SyriaTeachers' Edition: Grades 3-6 (Lesson Plans)
Duration: two (2) double-blocks (middle and high school), four (4) class periods (elementary school)
Goal: Students will understand the decision-making process behind foreign intervention in the domestic affairs of countries experiencing political upheaval.
Objective: Students will learn how decisions to intervene in the internal affairs of another state are arrived at by the international community.
Essential Question: When is intervention in the affairs of another country warranted?
Common Core Standards Met: CCR English Language Arts Standards 7-10
21st-Century Skills Employed: Global Awareness
Student’s name: _________________________________________________________
Oral Presentation/Debate Grading Rubric
General presentation (fluidity, organization)
Excellent = 5
Creativity, Originality, and Effort (strength of argument, persuasiveness, collaboration with others)
Exceptional = 5
Applied Knowledge (use of material and concepts learned)
Solid application of learned material = 5
Comprehension (understanding of topic/assignment)
Excellent comprehension = 5
Grade Scale: 5 (A), 4 (B), 3 (C), 2 (D), 1 (F)
Non-tech: butcher paper, colored pens and/or pencils; computer access to Internet and Google suite (Google docs)
sanctions: restrictions on trade and finance designed to punish a country for misbehavior
political dissent: open voicing of views that differ from those of the government
international community: all the nations of the world working together
Syria teaching resources at PBS Newshour
comments powered by Disqus
- An African Diaspora group at Columbia University draped a KKK hood over Thomas Jefferson
- Documents show how CIA connived with Chilean publisher to overthrow Allende
- Is Trump right that he's signed more executive orders than FDR in his first 100 days?
- 500 Years After Expulsion, Sicily’s Jews Reclaim a Lost History
- Pollution Hurts Some People More Than Others.
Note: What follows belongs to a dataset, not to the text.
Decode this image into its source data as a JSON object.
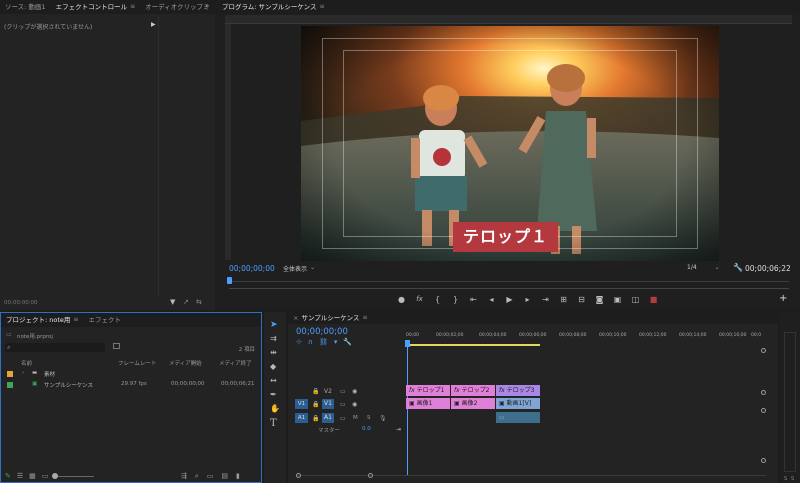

That’s Been True for Centuries.
- Trump is no Hitler – he’s a Mussolini, says Oxford historian
- Rick Perlstein’s still drawing brickbats for his confession in the NYT that historians (like him) have misinterpreted modern conservatism
- “Historians are shockingly dismissive of people in ‘flyover country,’ ” says Pulitzer-winning historian T. J. Stiles
- UNC history department in uproar after a professor’s course on sports history was cancelled
- French bestseller is a dense history of France written by 122 academics